**SUPPLIED MATERIAL**
--- START ---

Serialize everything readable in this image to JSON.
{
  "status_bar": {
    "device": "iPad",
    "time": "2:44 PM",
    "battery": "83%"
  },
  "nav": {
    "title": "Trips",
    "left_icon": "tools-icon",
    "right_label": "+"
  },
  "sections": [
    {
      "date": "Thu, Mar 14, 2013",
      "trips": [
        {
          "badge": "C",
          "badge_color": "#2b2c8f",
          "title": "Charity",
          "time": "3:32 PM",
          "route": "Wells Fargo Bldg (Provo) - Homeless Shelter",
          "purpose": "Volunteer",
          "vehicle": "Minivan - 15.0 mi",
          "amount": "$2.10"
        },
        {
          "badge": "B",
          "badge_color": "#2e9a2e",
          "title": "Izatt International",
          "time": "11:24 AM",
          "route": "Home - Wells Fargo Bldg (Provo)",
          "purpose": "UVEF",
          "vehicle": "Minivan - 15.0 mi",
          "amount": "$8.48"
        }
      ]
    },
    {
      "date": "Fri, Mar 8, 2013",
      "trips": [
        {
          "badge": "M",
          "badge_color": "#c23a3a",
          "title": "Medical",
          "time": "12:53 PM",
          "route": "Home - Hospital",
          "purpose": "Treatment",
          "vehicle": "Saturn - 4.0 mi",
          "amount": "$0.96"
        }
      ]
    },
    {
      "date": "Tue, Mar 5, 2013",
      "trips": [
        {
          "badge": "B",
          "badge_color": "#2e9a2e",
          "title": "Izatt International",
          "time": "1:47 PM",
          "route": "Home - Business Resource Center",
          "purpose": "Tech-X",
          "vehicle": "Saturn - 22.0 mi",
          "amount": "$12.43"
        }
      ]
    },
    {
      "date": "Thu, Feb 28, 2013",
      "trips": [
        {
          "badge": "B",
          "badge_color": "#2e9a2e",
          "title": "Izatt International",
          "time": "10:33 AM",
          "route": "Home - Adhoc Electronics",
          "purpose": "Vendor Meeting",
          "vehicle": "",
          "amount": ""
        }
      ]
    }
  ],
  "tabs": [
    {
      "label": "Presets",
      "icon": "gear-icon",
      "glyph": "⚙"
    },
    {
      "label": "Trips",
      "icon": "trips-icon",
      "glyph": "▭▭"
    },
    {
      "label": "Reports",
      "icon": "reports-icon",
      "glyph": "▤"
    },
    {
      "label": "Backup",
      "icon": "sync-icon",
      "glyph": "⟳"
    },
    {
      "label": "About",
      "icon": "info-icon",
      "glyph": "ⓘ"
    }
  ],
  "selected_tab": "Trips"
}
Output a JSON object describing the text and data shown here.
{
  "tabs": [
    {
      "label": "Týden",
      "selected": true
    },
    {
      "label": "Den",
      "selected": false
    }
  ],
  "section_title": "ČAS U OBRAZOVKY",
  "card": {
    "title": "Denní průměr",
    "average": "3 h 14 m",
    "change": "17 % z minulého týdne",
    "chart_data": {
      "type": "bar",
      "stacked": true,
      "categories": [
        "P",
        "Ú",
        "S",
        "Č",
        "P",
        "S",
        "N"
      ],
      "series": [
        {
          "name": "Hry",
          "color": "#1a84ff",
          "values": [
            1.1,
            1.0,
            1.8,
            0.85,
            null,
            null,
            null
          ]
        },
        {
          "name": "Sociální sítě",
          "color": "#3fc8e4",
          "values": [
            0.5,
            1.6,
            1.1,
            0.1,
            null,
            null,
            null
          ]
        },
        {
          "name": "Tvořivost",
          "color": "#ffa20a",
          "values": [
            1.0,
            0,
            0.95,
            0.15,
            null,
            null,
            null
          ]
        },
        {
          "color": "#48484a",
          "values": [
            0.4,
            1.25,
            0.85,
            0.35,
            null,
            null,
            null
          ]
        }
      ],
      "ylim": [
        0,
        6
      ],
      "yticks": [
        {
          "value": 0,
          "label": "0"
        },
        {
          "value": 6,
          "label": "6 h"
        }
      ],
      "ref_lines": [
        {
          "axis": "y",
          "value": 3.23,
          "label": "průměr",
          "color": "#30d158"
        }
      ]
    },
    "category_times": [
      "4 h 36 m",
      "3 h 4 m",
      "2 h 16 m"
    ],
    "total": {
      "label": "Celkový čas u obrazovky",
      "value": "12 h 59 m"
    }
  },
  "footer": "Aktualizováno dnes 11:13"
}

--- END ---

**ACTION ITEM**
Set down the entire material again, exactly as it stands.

**REPLY TO THE EXERCISE**
Serialize everything readable in this image to JSON.
{
  "status_bar": {
    "device": "iPad",
    "time": "2:44 PM",
    "battery": "83%"
  },
  "nav": {
    "title": "Trips",
    "left_icon": "tools-icon",
    "right_label": "+"
  },
  "sections": [
    {
      "date": "Thu, Mar 14, 2013",
      "trips": [
        {
          "badge": "C",
          "badge_color": "#2b2c8f",
          "title": "Charity",
          "time": "3:32 PM",
          "route": "Wells Fargo Bldg (Provo) - Homeless Shelter",
          "purpose": "Volunteer",
          "vehicle": "Minivan - 15.0 mi",
          "amount": "$2.10"
        },
        {
          "badge": "B",
          "badge_color": "#2e9a2e",
          "title": "Izatt International",
          "time": "11:24 AM",
          "route": "Home - Wells Fargo Bldg (Provo)",
          "purpose": "UVEF",
          "vehicle": "Minivan - 15.0 mi",
          "amount": "$8.48"
        }
      ]
    },
    {
      "date": "Fri, Mar 8, 2013",
      "trips": [
        {
          "badge": "M",
          "badge_color": "#c23a3a",
          "title": "Medical",
          "time": "12:53 PM",
          "route": "Home - Hospital",
          "purpose": "Treatment",
          "vehicle": "Saturn - 4.0 mi",
          "amount": "$0.96"
        }
      ]
    },
    {
      "date": "Tue, Mar 5, 2013",
      "trips": [
        {
          "badge": "B",
          "badge_color": "#2e9a2e",
          "title": "Izatt International",
          "time": "1:47 PM",
          "route": "Home - Business Resource Center",
          "purpose": "Tech-X",
          "vehicle": "Saturn - 22.0 mi",
          "amount": "$12.43"
        }
      ]
    },
    {
      "date": "Thu, Feb 28, 2013",
      "trips": [
        {
          "badge": "B",
          "badge_color": "#2e9a2e",
          "title": "Izatt International",
          "time": "10:33 AM",
          "route": "Home - Adhoc Electronics",
          "purpose": "Vendor Meeting",
          "vehicle": "",
          "amount": ""
        }
      ]
    }
  ],
  "tabs": [
    {
      "label": "Presets",
      "icon": "gear-icon",
      "glyph": "⚙"
    },
    {
      "label": "Trips",
      "icon": "trips-icon",
      "glyph": "▭▭"
    },
    {
      "label": "Reports",
      "icon": "reports-icon",
      "glyph": "▤"
    },
    {
      "label": "Backup",
      "icon": "sync-icon",
      "glyph": "⟳"
    },
    {
      "label": "About",
      "icon": "info-icon",
      "glyph": "ⓘ"
    }
  ],
  "selected_tab": "Trips"
}
Output a JSON object describing the text and data shown here.
{
  "tabs": [
    {
      "label": "Týden",
      "selected": true
    },
    {
      "label": "Den",
      "selected": false
    }
  ],
  "section_title": "ČAS U OBRAZOVKY",
  "card": {
    "title": "Denní průměr",
    "average": "3 h 14 m",
    "change": "17 % z minulého týdne",
    "chart_data": {
      "type": "bar",
      "stacked": true,
      "categories": [
        "P",
        "Ú",
        "S",
        "Č",
        "P",
        "S",
        "N"
      ],
      "series": [
        {
          "name": "Hry",
          "color": "#1a84ff",
          "values": [
            1.1,
            1.0,
            1.8,
            0.85,
            null,
            null,
            null
          ]
        },
        {
          "name": "Sociální sítě",
          "color": "#3fc8e4",
          "values": [
            0.5,
            1.6,
            1.1,
            0.1,
            null,
            null,
            null
          ]
        },
        {
          "name": "Tvořivost",
          "color": "#ffa20a",
          "values": [
            1.0,
            0,
            0.95,
            0.15,
            null,
            null,
            null
          ]
        },
        {
          "color": "#48484a",
          "values": [
            0.4,
            1.25,
            0.85,
            0.35,
            null,
            null,
            null
          ]
        }
      ],
      "ylim": [
        0,
        6
      ],
      "yticks": [
        {
          "value": 0,
          "label": "0"
        },
        {
          "value": 6,
          "label": "6 h"
        }
      ],
      "ref_lines": [
        {
          "axis": "y",
          "value": 3.23,
          "label": "průměr",
          "color": "#30d158"
        }
      ]
    },
    "category_times": [
      "4 h 36 m",
      "3 h 4 m",
      "2 h 16 m"
    ],
    "total": {
      "label": "Celkový čas u obrazovky",
      "value": "12 h 59 m"
    }
  },
  "footer": "Aktualizováno dnes 11:13"
}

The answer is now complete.